What does this sign mean?
If a substance is corrosive, it can eat through objects. Many scientists have to work with chemicals that are corrosive or otherwise dangerous. That's one reason that following safety precautions in the laboratory or field is very important.
(A) demonstrate safe practices during laboratory and field investigations, and;
(B) demonstrate an understanding of the use and conservation of resources and the proper disposal or recycling of materials.
1. Students will learn the meaning of standard safety symbols.
2. Students will learn standard safety practices within a biological laboratory.
Safety in the Life Sciences
There can be some very serious safety risks in scientific research. If researchers are not careful, they could poison themselves or contract a deadly illness. The kinds of risks that scientists face depend on the kind of research they perform. For example, a scientist working with bacteria in a laboratory faces different risks than a scientist studying the behavior of lions in Africa; but both scientists must still follow safety guidelines. Safety practices must be followed when working with the hazardous things such as parasites, radiation and radioactive materials, toxins, and wild animals. Also, carcinogens, which are chemicals that cause cancer; pathogens, which are disease-causing virus, bacteria or fungi; and teratogens, which are chemicals that cause deformities in developing embryos, are extremely hazardous. Extreme care must be used when working with these items as well. For example, scientists studying dangerous organisms such as Yersinia pestis, the cause of bubonic plague, use special equipment that helps keep the organism from escaping the lab.
A biohazard is any biological material that could make someone sick, including disease-causing organisms. Therefore, a used needle is a biohazard because it could harbor blood contaminated with a disease-causing organism. Bacteria grown in a laboratory are also biohazards if they could potentially cause disease.
Science laboratory safety and chemical hazard signs.
If you perform an experiment in your classroom, your teacher will explain how to be safe. Professional scientists follow safety rules as well, especially for the study of dangerous organisms, like the bacteria that cause bubonic plague (Figure below).
- Be sure to obey all safety guidelines given in lab instructions and by your teacher.
- Follow directions carefully.
- Tie back long hair.
- Wear closed toe shoes with flat heels and shirts with no hanging sleeves, hoods, or drawstrings.
- Use gloves, goggles, or safety aprons when instructed to do so.

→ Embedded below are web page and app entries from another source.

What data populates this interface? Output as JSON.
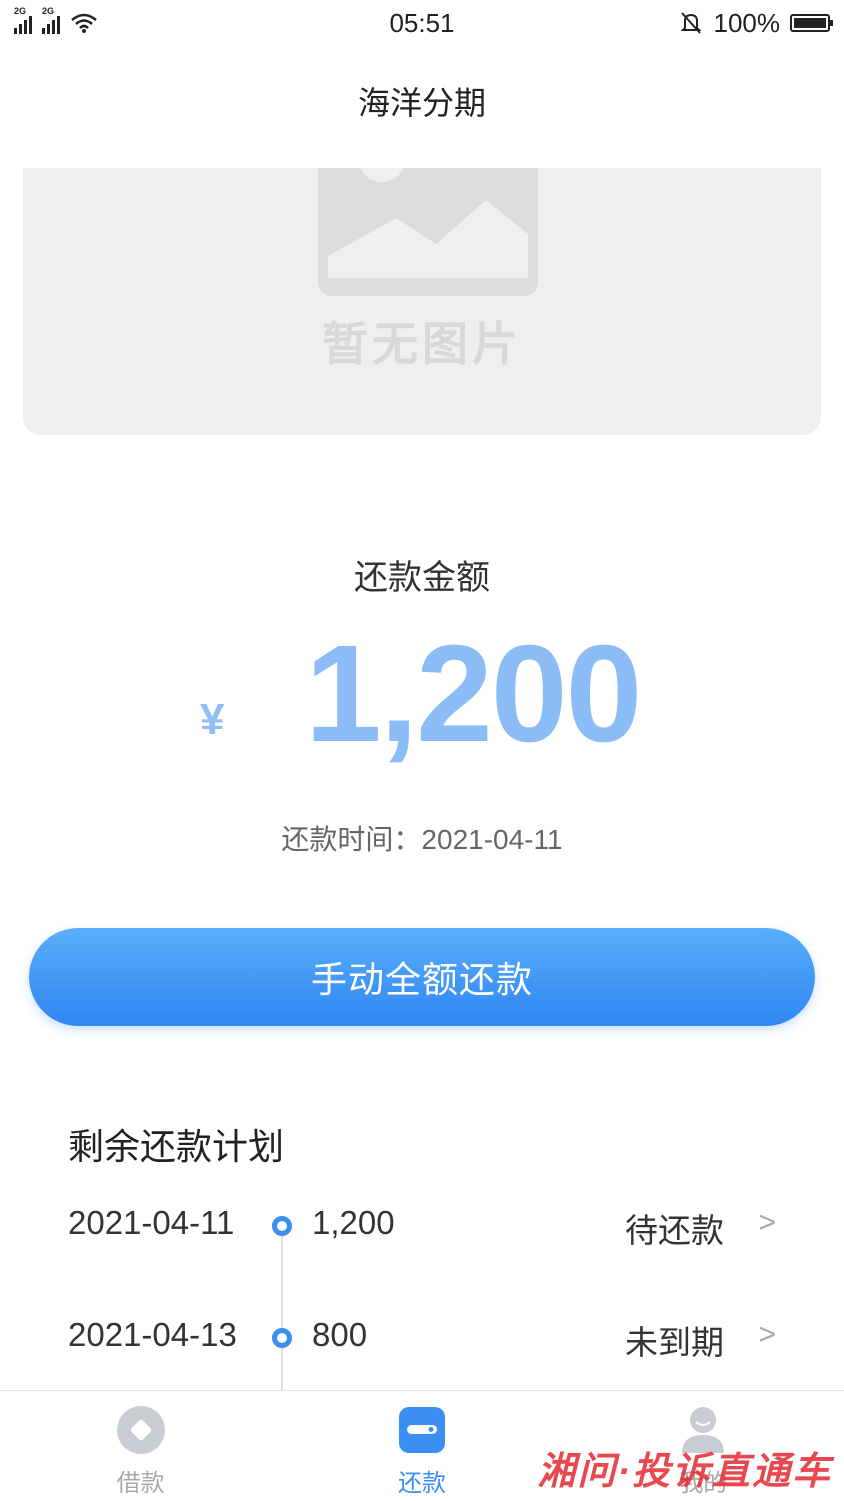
{
  "status_bar": {
    "sim1": "2G",
    "sim2": "2G",
    "time": "05:51",
    "battery": "100%"
  },
  "nav": {
    "title": "海洋分期"
  },
  "banner": {
    "placeholder_text": "暂无图片"
  },
  "repayment": {
    "label": "还款金额",
    "currency": "¥",
    "amount": "1,200",
    "due_date": "还款时间：2021-04-11"
  },
  "actions": {
    "repay_button": "手动全额还款"
  },
  "plan": {
    "title": "剩余还款计划",
    "rows": [
      {
        "date": "2021-04-11",
        "amount": "1,200",
        "status": "待还款"
      },
      {
        "date": "2021-04-13",
        "amount": "800",
        "status": "未到期"
      }
    ]
  },
  "tabbar": {
    "tabs": [
      {
        "label": "借款",
        "icon": "loan-icon"
      },
      {
        "label": "还款",
        "icon": "wallet-icon",
        "active": true
      },
      {
        "label": "我的",
        "icon": "profile-icon"
      }
    ]
  },
  "watermark": "湘问·投诉直通车",
  "colors": {
    "accent": "#3b8ef2",
    "amount": "#8bbcf6",
    "button_top": "#5aaefc",
    "button_bottom": "#2f86f2"
  }
}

- Broken glass should only be cleaned up with a dust pan and broom. Never touch broken glass with your bare hands.
- Never eat or drink anything in the science lab. Table tops and counters could have dangerous substances on them.
- Be sure to completely clean materials like test tubes and beakers. Leftover substances could interact with other substances in future experiments.
- If you are using flames or heat plates, be careful when you reach. Be sure your arms and hair are kept far away from heat.
- Alert your teacher immediately if anything out of the ordinary occurs. An accident report may be required if someone is hurt. Also, the teacher must know if any materials are damaged or discarded.
Scientists studying dangerous organisms such as Yersinia pestis, the cause of bubonic plague, use special equipment that helps keep the organism from escaping the lab.
Globally Harmonized System
Scientists and businesses around the world must follow regulations when handling chemicals. It is important to understand how to proper use and dispose of potentially hazardous wastes. The globally harmonized system details information required on chemical labels and information sheets. Visit the following link for more detail. https://www.youtube.com/watch?v=Hcbl5kSCUIA
Field Research Safety
Scientists who work outdoors--called field scientists--are also required to follow safety regulations. These safety regulations are designed to prevent harm to themselves, other humans, animals, and the environment. If scientists work outside the country, they are required to learn about and follow the laws and restrictions of the country in which they are doing research. For example, entomologists following monarch butterfly (Figure below) migrations between the United States and Mexico must follow regulations in both countries. Before biologists can study protected wildlife or plant species, they must apply for permission to do so. This is important to protect these fragile species. For example, if scientists collect rare butterflies, they must first get a permit. They must also be careful to not disturb the habitat.
A monarch butterfly.
- There are serious risks in scientific research, including carcinogens, biohazards, and toxins.
- You need to carefully follow all safety rules while working in the laboratory.
- biohazard: Any material that could carry disease.
- carcinogen: Chemical that can cause cancer.
- field scientist: Scientist that works outdoors.
- pathogen: Disease-causing agent, such as a bacterium, virus, fungus, or protozoan.
- teratogen: Chemical causing deformities in a developing embryo.
Use the resources below to answer the questions that follow.
- FSU Chemistry Lab Safety:
- Is applying cosmetics in a lab allowed?
- What should you do if there is an accident?
- How should you dispose of waste?
- Science Lab Safety Rules at http://www.youtube.com/watch?v=yclOrqEv7kw
- List five lab safety rules covered in the video.
- What kind of clothing should you wear in a science lab?
- What should you wear in a science lab that you would not wear usually outside a science lab?
- What is a biohazard?
- List three hazards found in scientific research.
- List three safety guidelines that you should follow in the laboratory.